**PROBLEM REQUIREMENTS**
Across the whole listing, return each line exactly, with no images included.

**DATA PROVIDED**
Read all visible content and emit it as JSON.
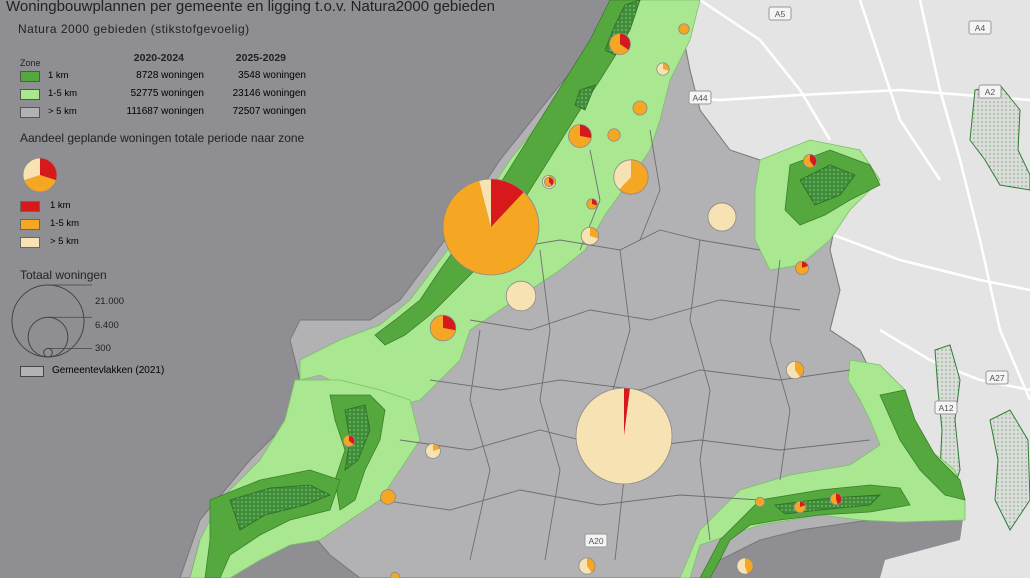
{
  "legend": {
    "title": "Woningbouwplannen per gemeente en ligging t.o.v. Natura2000 gebieden",
    "subtitle": "Natura 2000 gebieden (stikstofgevoelig)",
    "zone_label": "Zone",
    "columns": [
      "2020-2024",
      "2025-2029"
    ],
    "zones": [
      {
        "name": "1 km",
        "color": "#55a83e",
        "v2020": "8728 woningen",
        "v2025": "3548 woningen"
      },
      {
        "name": "1-5 km",
        "color": "#a9e891",
        "v2020": "52775 woningen",
        "v2025": "23146 woningen"
      },
      {
        "name": "> 5 km",
        "color": "#b2b2b4",
        "v2020": "111687 woningen",
        "v2025": "72507 woningen"
      }
    ],
    "share_title": "Aandeel geplande woningen totale periode naar zone",
    "share_classes": [
      {
        "name": "1 km",
        "color": "#d7191c"
      },
      {
        "name": "1-5 km",
        "color": "#f5a623"
      },
      {
        "name": "> 5 km",
        "color": "#f7e2b4"
      }
    ],
    "total_title": "Totaal woningen",
    "size_classes": [
      {
        "label": "21.000",
        "value": 21000
      },
      {
        "label": "6.400",
        "value": 6400
      },
      {
        "label": "300",
        "value": 300
      }
    ],
    "municipality_label": "Gemeentevlakken (2021)"
  },
  "road_labels": [
    "A5",
    "A4",
    "A44",
    "A2",
    "A27",
    "A12",
    "A20"
  ],
  "chart_data": {
    "type": "map-pie",
    "legend": {
      "placement": "top-left"
    },
    "pies": [
      {
        "total": 21000,
        "shares": [
          0.12,
          0.84,
          0.04
        ]
      },
      {
        "total": 21000,
        "shares": [
          0.02,
          0.0,
          0.98
        ]
      },
      {
        "total": 2700,
        "shares": [
          0.0,
          0.62,
          0.38
        ]
      },
      {
        "total": 2000,
        "shares": [
          0.0,
          0.0,
          1.0
        ]
      },
      {
        "total": 1800,
        "shares": [
          0.0,
          0.0,
          1.0
        ]
      },
      {
        "total": 1500,
        "shares": [
          0.28,
          0.72,
          0.0
        ]
      },
      {
        "total": 1200,
        "shares": [
          0.28,
          0.72,
          0.0
        ]
      },
      {
        "total": 1000,
        "shares": [
          0.35,
          0.65,
          0.0
        ]
      },
      {
        "total": 700,
        "shares": [
          0.0,
          0.3,
          0.7
        ]
      },
      {
        "total": 700,
        "shares": [
          0.0,
          0.4,
          0.6
        ]
      },
      {
        "total": 600,
        "shares": [
          0.0,
          0.45,
          0.55
        ]
      },
      {
        "total": 600,
        "shares": [
          0.0,
          0.4,
          0.6
        ]
      },
      {
        "total": 500,
        "shares": [
          0.0,
          0.2,
          0.8
        ]
      },
      {
        "total": 500,
        "shares": [
          0.0,
          1.0,
          0.0
        ]
      },
      {
        "total": 450,
        "shares": [
          0.0,
          1.0,
          0.0
        ]
      },
      {
        "total": 400,
        "shares": [
          0.4,
          0.6,
          0.0
        ]
      },
      {
        "total": 400,
        "shares": [
          0.2,
          0.8,
          0.0
        ]
      },
      {
        "total": 400,
        "shares": [
          0.0,
          0.3,
          0.7
        ]
      },
      {
        "total": 350,
        "shares": [
          0.0,
          1.0,
          0.0
        ]
      },
      {
        "total": 350,
        "shares": [
          0.0,
          0.3,
          0.7
        ]
      },
      {
        "total": 300,
        "shares": [
          0.35,
          0.65,
          0.0
        ]
      },
      {
        "total": 300,
        "shares": [
          0.45,
          0.55,
          0.0
        ]
      },
      {
        "total": 300,
        "shares": [
          0.2,
          0.8,
          0.0
        ]
      },
      {
        "total": 250,
        "shares": [
          0.0,
          1.0,
          0.0
        ]
      },
      {
        "total": 250,
        "shares": [
          0.3,
          0.7,
          0.0
        ]
      },
      {
        "total": 200,
        "shares": [
          0.4,
          0.6,
          0.0
        ]
      },
      {
        "total": 200,
        "shares": [
          0.0,
          1.0,
          0.0
        ]
      },
      {
        "total": 200,
        "shares": [
          0.0,
          1.0,
          0.0
        ]
      }
    ]
  }
}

**YOUR SOLUTION**
Read all visible content and emit it as JSON.
{
  "legend": {
    "title": "Woningbouwplannen per gemeente en ligging t.o.v. Natura2000 gebieden",
    "subtitle": "Natura 2000 gebieden (stikstofgevoelig)",
    "zone_label": "Zone",
    "columns": [
      "2020-2024",
      "2025-2029"
    ],
    "zones": [
      {
        "name": "1 km",
        "color": "#55a83e",
        "v2020": "8728 woningen",
        "v2025": "3548 woningen"
      },
      {
        "name": "1-5 km",
        "color": "#a9e891",
        "v2020": "52775 woningen",
        "v2025": "23146 woningen"
      },
      {
        "name": "> 5 km",
        "color": "#b2b2b4",
        "v2020": "111687 woningen",
        "v2025": "72507 woningen"
      }
    ],
    "share_title": "Aandeel geplande woningen totale periode naar zone",
    "share_classes": [
      {
        "name": "1 km",
        "color": "#d7191c"
      },
      {
        "name": "1-5 km",
        "color": "#f5a623"
      },
      {
        "name": "> 5 km",
        "color": "#f7e2b4"
      }
    ],
    "total_title": "Totaal woningen",
    "size_classes": [
      {
        "label": "21.000",
        "value": 21000
      },
      {
        "label": "6.400",
        "value": 6400
      },
      {
        "label": "300",
        "value": 300
      }
    ],
    "municipality_label": "Gemeentevlakken (2021)"
  },
  "road_labels": [
    "A5",
    "A4",
    "A44",
    "A2",
    "A27",
    "A12",
    "A20"
  ],
  "chart_data": {
    "type": "map-pie",
    "legend": {
      "placement": "top-left"
    },
    "pies": [
      {
        "total": 21000,
        "shares": [
          0.12,
          0.84,
          0.04
        ]
      },
      {
        "total": 21000,
        "shares": [
          0.02,
          0.0,
          0.98
        ]
      },
      {
        "total": 2700,
        "shares": [
          0.0,
          0.62,
          0.38
        ]
      },
      {
        "total": 2000,
        "shares": [
          0.0,
          0.0,
          1.0
        ]
      },
      {
        "total": 1800,
        "shares": [
          0.0,
          0.0,
          1.0
        ]
      },
      {
        "total": 1500,
        "shares": [
          0.28,
          0.72,
          0.0
        ]
      },
      {
        "total": 1200,
        "shares": [
          0.28,
          0.72,
          0.0
        ]
      },
      {
        "total": 1000,
        "shares": [
          0.35,
          0.65,
          0.0
        ]
      },
      {
        "total": 700,
        "shares": [
          0.0,
          0.3,
          0.7
        ]
      },
      {
        "total": 700,
        "shares": [
          0.0,
          0.4,
          0.6
        ]
      },
      {
        "total": 600,
        "shares": [
          0.0,
          0.45,
          0.55
        ]
      },
      {
        "total": 600,
        "shares": [
          0.0,
          0.4,
          0.6
        ]
      },
      {
        "total": 500,
        "shares": [
          0.0,
          0.2,
          0.8
        ]
      },
      {
        "total": 500,
        "shares": [
          0.0,
          1.0,
          0.0
        ]
      },
      {
        "total": 450,
        "shares": [
          0.0,
          1.0,
          0.0
        ]
      },
      {
        "total": 400,
        "shares": [
          0.4,
          0.6,
          0.0
        ]
      },
      {
        "total": 400,
        "shares": [
          0.2,
          0.8,
          0.0
        ]
      },
      {
        "total": 400,
        "shares": [
          0.0,
          0.3,
          0.7
        ]
      },
      {
        "total": 350,
        "shares": [
          0.0,
          1.0,
          0.0
        ]
      },
      {
        "total": 350,
        "shares": [
          0.0,
          0.3,
          0.7
        ]
      },
      {
        "total": 300,
        "shares": [
          0.35,
          0.65,
          0.0
        ]
      },
      {
        "total": 300,
        "shares": [
          0.45,
          0.55,
          0.0
        ]
      },
      {
        "total": 300,
        "shares": [
          0.2,
          0.8,
          0.0
        ]
      },
      {
        "total": 250,
        "shares": [
          0.0,
          1.0,
          0.0
        ]
      },
      {
        "total": 250,
        "shares": [
          0.3,
          0.7,
          0.0
        ]
      },
      {
        "total": 200,
        "shares": [
          0.4,
          0.6,
          0.0
        ]
      },
      {
        "total": 200,
        "shares": [
          0.0,
          1.0,
          0.0
        ]
      },
      {
        "total": 200,
        "shares": [
          0.0,
          1.0,
          0.0
        ]
      }
    ]
  }
}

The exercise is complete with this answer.